VIRGINIA BEACH, Va. - The News 3 First Warning Storm Team says the region is in the for the hottest stretch of days so far this summer and that has folks looking for ways to stay cool.
Dr. Maulin Desai is the Medical Director of the Holland Road Patient First in Virginia Beach.
He says the most common issues during hot weather include dehydration, heat exhaustion and heat stroke.
Dr. Desai says proper hydration can help ward off some of those problems.
"You don't want to wait until you go outside and start becoming active and then start hydrating. If your body is already hydrated when you get outdoors, it helps prevent against heat exhaustion and heat stroke," he told News 3's Todd Corillo Wednesday.
The Virginia Beach SPCA is also taking action to remind pet owners to watch out for their companion animals during hot weather.
Amanda Dunlap with the VBSPCA says our pets can't cool down the same way we do.
"If you're going to take your animals out for a walk, make sure you do it either early morning or late evening so that it's cooler. Bear in mind that the pavement gets extremely hot, so you don't want to take walks during the heat of the day," Dunlap stated.
Dominion Virginia Power is offering these tips to customers to help keep energy bills lower and combat how hard cooling systems have to work:

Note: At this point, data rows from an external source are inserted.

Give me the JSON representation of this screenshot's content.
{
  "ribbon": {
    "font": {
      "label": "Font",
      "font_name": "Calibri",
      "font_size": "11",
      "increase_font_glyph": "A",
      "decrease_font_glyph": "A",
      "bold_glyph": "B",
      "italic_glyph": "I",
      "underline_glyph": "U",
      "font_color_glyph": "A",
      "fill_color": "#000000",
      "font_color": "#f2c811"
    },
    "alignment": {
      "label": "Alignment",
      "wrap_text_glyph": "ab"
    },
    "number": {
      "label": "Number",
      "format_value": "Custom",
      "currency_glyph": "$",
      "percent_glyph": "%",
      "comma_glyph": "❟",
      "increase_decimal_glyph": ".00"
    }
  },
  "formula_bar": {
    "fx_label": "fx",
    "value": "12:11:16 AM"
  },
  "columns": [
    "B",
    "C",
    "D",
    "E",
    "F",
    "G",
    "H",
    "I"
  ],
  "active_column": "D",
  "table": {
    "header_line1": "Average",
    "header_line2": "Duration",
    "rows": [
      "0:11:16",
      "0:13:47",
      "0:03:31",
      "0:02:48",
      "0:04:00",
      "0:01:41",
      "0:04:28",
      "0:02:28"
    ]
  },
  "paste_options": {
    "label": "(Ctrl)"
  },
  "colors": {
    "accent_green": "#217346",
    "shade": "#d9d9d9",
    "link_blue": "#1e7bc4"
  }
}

- Raise your thermostat a few degrees if possible, (78 degrees is the ideal) taking into account your comfort level and any medical conditions that exists for household members. If you are away from home for more than eight hours, raise the thermostat setting and you can save for each degree of setback. You can learn more about your thermostat settings by visiting the U.S. Department of Energy website.
- Keep shades closed when the air conditioner is on. Sunny windows can add heat to your home and can make your air conditioner work two to three times harder.
- Check and clean air filters—it allows the system to run more efficiently. The #1 cause of AC breakdown is dirty air filters.
- Install ceiling fans and make sure they are blowing down (counterclockwise). Moving air over the body provides a cooling effect. Most fans have a switch to change the fan direction. Keep fans off when the room is unoccupied.
- Postpone activities that require hot water and large energy use – such as washing dishes or clothes – to early morning or late evening. This will keep from adding more heat and humidity to the home.
- Use cold water to wash dishes and clothes. This will save on water heating costs.
- Unplug equipment or appliances when not in use. Electric chargers, televisions and audio/video equipment use electricity and produce heat even when they are not in use. Running an older refrigerator can use up to three times the energy of a modern one.
Patient First is also offering these tips to stay safe during the hot weather:
- Wear light-weight, light colored clothing made of breathable material, like cotton.
- Stay hydrated. Drink water throughout the day.
- Avoid strenuous outdoor activity on hot days.
- If you must be outside, take frequent breaks in a cool place.
- Air-conditioning is the best way to protect against heat-related illness. If you do not have air-conditioning at home during extreme heat. Try to spend time in air-conditioned locations such as a shopping mall, public library, or public health sponsored heat-relief shelter in your area.